Hundreds of habits allow us to live successfully through the weeks and years of our lives. Except when they don’t. That is, when they hurt our health, our relationships, or our careers. If you think that habits are difficult to change, whether they’re attached to individuals or groups, you’d be right. But Charles Duhigg’s, “The Power of Habit,” makes trying to change them sound like fun, or at least an interesting challenge.
Let’s start with an easy one (haha): weight loss. Researchers know that some habits, called ‘keystone habits,’ “have the power to start a chain reaction,” and influence other habits. The keystone habit for weight loss is to keep a food journal.
National Institute of Health researchers tested this out with a group of sixteen hundred obese people, whom they instructed to write, just one day a week, what they ate. In time and without urging, many of the study’s subjects recorded this information more often, and keeping track eventually became a habit. From there, some used their journals to plan meals, find patterns in their eating and make other lifestyle changes, which demonstrated that “keystone habits start a process that over time, transforms everything.” (Anyone who’s ever joined Weight Watchers knows how effective recording food intake is.)
From January 1 on, I skipped the daily glass of wine, certain that the loss of those calories would cause a dramatic dip in weight. But it didn’t. Some days my weight went up and once or twice it dropped by half a pound. A week ago my husband and I began to write what we ate, consulted with an old Weight Watchers points counter (so many calories equal a point), and limited ourselves to the total points WW recommended for our current weight. Voila! We eat more veggies, exercise about the same amount, and think twice before we put something in our mouths that has more points than the value it provides.
What I read about how to change dietary habits, it reminded me of information I once knew and either forgot or ignored. What excited me more were the chapters on strategies organizational leaders, from CEO’s to coaches, used to change the habits of groups. It’s no accident that you get great service in any Starbucks you enter, or that pregnant women receive coupons in the mail for baby items from Target. (Forget imagining that any of us has any privacy). When patients recovering from hip or knee surgery change keystone habits, that is, when they write down their rehab plans, they increase the odds that they’ll commit to regular physical therapy and hasten their recovery.
Duhigg takes volumes of research on habits and makes it readable and fascinating.
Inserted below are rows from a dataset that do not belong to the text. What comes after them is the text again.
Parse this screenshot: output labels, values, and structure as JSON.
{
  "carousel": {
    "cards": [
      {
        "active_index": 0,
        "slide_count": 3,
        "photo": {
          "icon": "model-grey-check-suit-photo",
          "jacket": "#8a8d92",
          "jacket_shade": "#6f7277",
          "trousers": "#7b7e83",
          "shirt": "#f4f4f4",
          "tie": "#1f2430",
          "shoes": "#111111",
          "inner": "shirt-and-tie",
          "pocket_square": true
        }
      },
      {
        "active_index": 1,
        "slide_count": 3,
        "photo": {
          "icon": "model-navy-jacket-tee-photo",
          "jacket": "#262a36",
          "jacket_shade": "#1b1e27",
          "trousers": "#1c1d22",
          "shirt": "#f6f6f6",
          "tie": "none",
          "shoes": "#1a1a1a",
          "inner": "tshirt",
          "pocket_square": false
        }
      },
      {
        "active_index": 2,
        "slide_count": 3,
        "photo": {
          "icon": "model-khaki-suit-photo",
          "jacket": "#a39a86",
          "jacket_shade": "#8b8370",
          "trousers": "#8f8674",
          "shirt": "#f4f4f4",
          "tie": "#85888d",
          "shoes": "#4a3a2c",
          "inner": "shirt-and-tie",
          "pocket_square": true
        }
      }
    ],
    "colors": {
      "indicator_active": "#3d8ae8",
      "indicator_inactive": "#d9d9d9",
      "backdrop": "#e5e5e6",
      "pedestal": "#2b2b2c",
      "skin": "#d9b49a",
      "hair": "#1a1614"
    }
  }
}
I plan to recommend it to two friends, one who wants to make changes in an organization and one who wants to change the world. And did I mention that it’s a nonfiction book you can read in bed and not fall asleep midway through a paragraph?